Another current Science Show story is about a highly portable chemical analysis instruments developed by Emily Hilder of the University of Tasmania. Much of the story is about the use of these devices by bomb squads, but there’s a later mention of using them for early detection of Tasmanian devil facial tumor disease (DFTD). As an American, when I hear about Tasmanian devils, I can’t help but smile and think of Warner Brothers, but this disease, a facial cancer that looks horrible, has killed 80-90% of the devil population in some areas. Where’s the link here? Patience.

(This Science Show episode also has an audio essay by David Attenborough about salamanders. I can’t think of any connection to salamanders, so it doesn’t fit in with the theme of this post, but the essay is informative and entertaining in that way Attenborough always seems to be, so I felt I had to mention it. Best line: “Salamanders I’m afraid are not really very quick on the uptake.”)

By the time The Science Show had ended, I was at work, where I spent eight or nine hours doing things of no interest to anyone. Then it was time to ride home, and I fired up the most recent episode of Radiolab, the sciencey radio show/podcast with Robert Krulwich and Jad Abumrad. The current episode is entitled “Famous Tumors,” and one of the stories is about, yes, Tasmanian devil facial tumor disease.1 The description of the disease is both fascinating and creepy. Apparently, tumors taken from different devils are genetically identical—the cancer is, in effect, a single organism that grows by spreading from one host to another.

So, two podcasts created on opposite sides of the world. I listen to both of them on the same day and they both talk about tumors on Tasmanian devils. Weird.

The final Radiolab story is about Henrietta Lacks, the woman whose cells—which came to be known as the HeLa line—taken during a biopsy, were the first human cells to be successfully grown and maintained in a laboratory. It’s based on The Immortal Life of Henrietta Lacks, a recent book by Rebecca Skloot, who does some of the narration. The Radiolab story and the book cover not only the importance of the HeLa line to medical advances in the 20th century (it was heavily used, for example, in the development of the polio vaccine), but how the knowledge that Henrietta’s cells lived on after her death affected her family.
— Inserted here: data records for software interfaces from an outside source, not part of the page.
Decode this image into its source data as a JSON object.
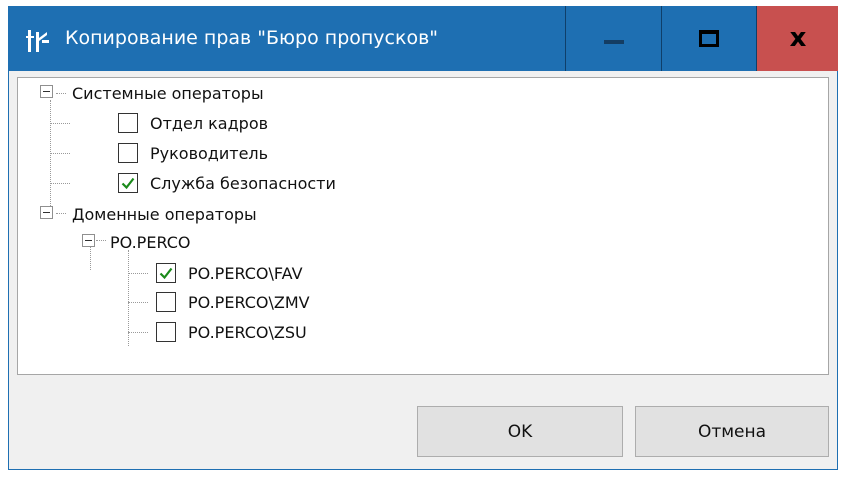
{
  "window": {
    "title": "Копирование прав \"Бюро пропусков\""
  },
  "tree": {
    "groups": [
      {
        "label": "Системные операторы",
        "items": [
          {
            "label": "Отдел кадров",
            "checked": false
          },
          {
            "label": "Руководитель",
            "checked": false
          },
          {
            "label": "Служба безопасности",
            "checked": true
          }
        ]
      },
      {
        "label": "Доменные операторы",
        "subgroup": {
          "label": "PO.PERCO",
          "items": [
            {
              "label": "PO.PERCO\\FAV",
              "checked": true
            },
            {
              "label": "PO.PERCO\\ZMV",
              "checked": false
            },
            {
              "label": "PO.PERCO\\ZSU",
              "checked": false
            }
          ]
        }
      }
    ]
  },
  "buttons": {
    "ok": "OK",
    "cancel": "Отмена"
  },
  "colors": {
    "titlebar": "#1e6fb2",
    "close": "#c8504f",
    "check": "#1a8a1a"
  }
}
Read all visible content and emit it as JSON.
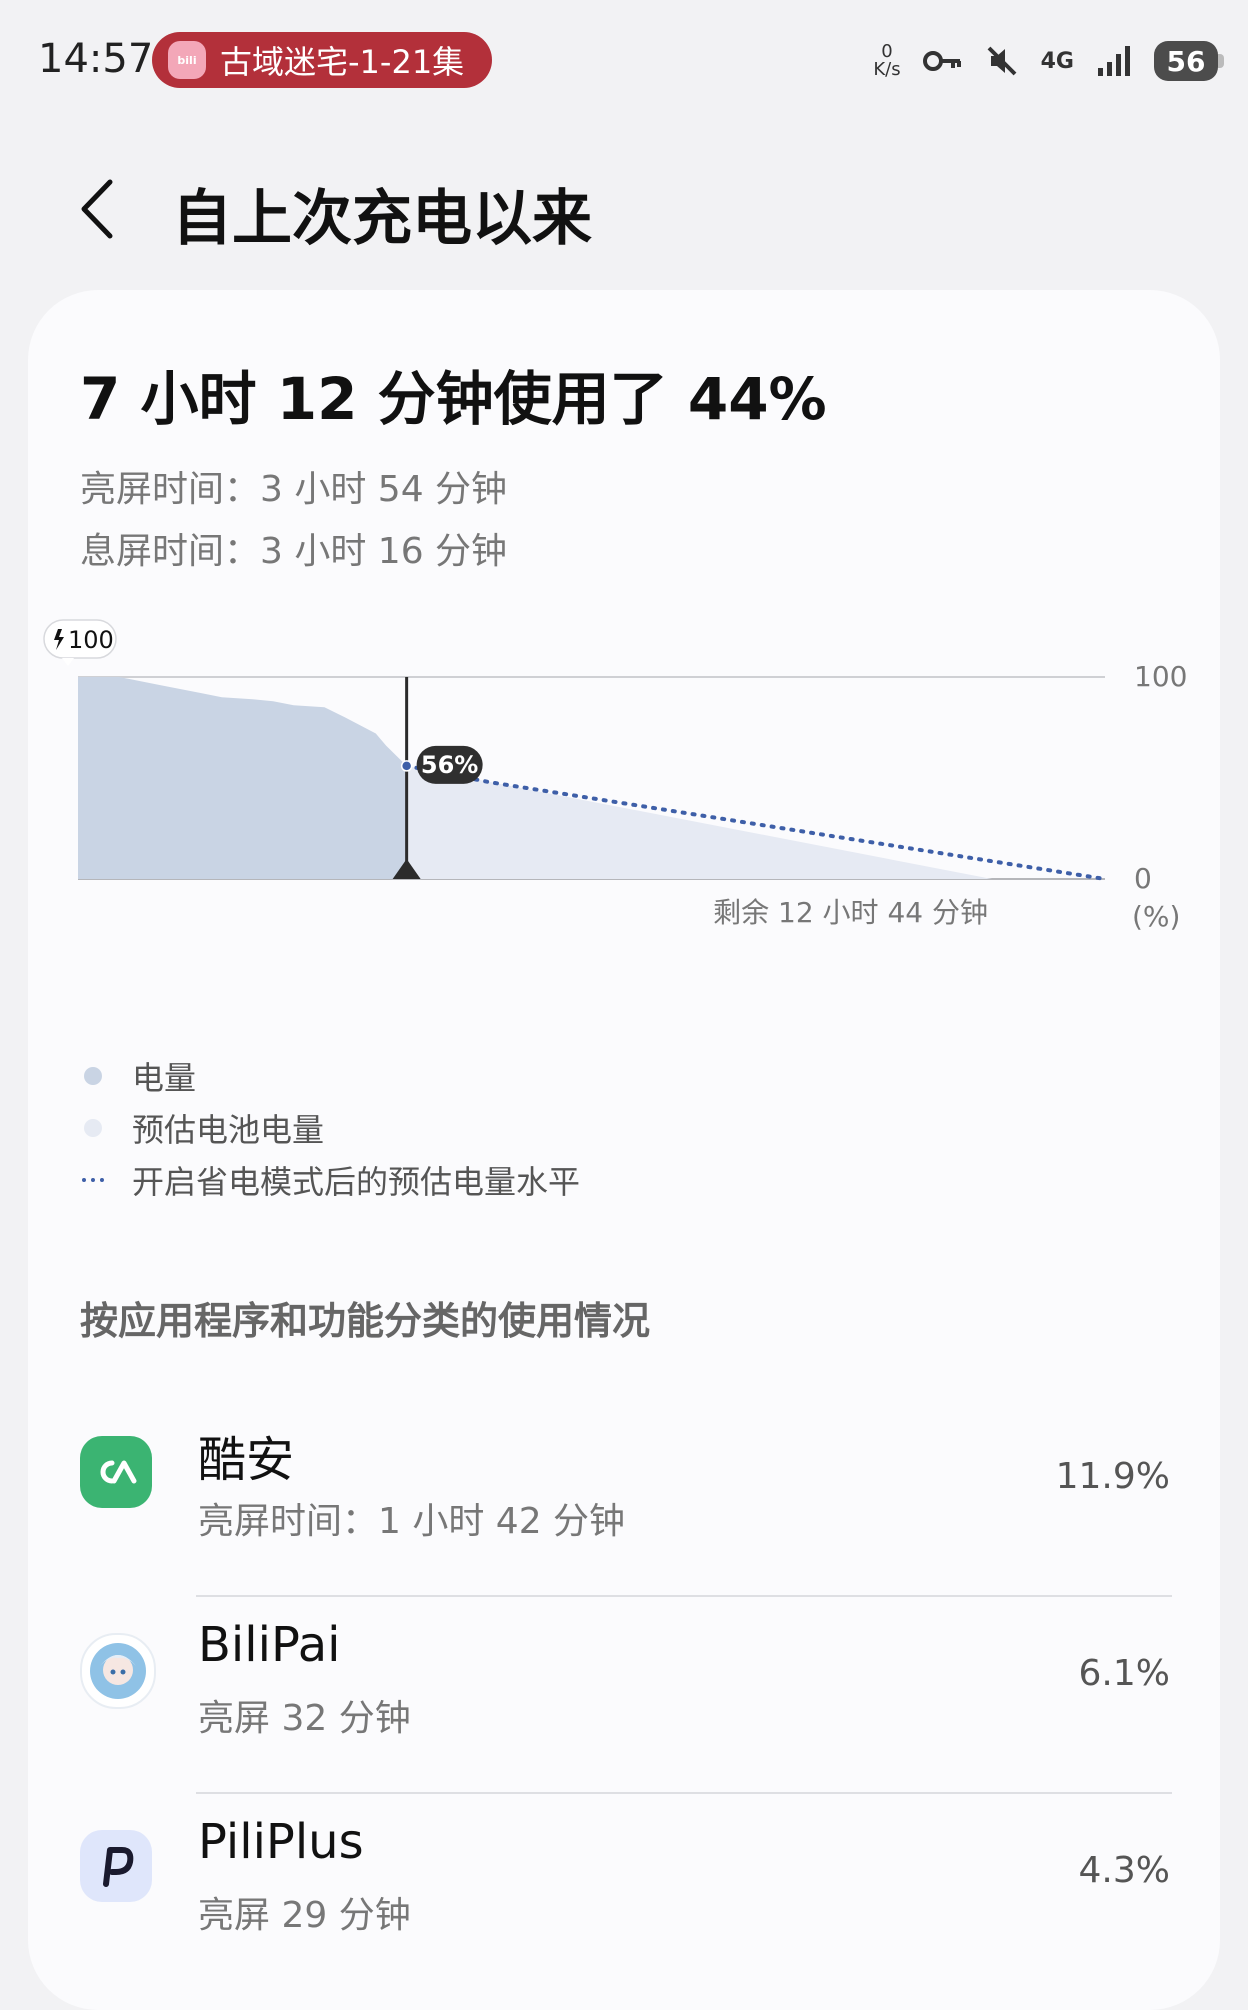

I haven’t actually read The Immortal Life of Henrietta Lacks, but it’s on my list of books to read because it’s been praised often by Tom Levenson on his Inverse Square Blog, one of my favorite RSS subscriptions. He’s also the author of Newton and the Counterfeiter, an excellent book I have read,2 because most of my professional life—that eight or nine hours we skipped over—involves adapting and applying Newton’s Laws, and I have a longstanding interest in Newtoniana.

The Henrietta Lacks story ended as I arrived home, where I expected to be greeted by James Burke.

  1. I told you we’d get to a link. 

  2. I also listened to Tom give a talk on the book at Fermilab a couple of months ago. He’s an excellent speaker—able hold an audience’s interest without props or slides.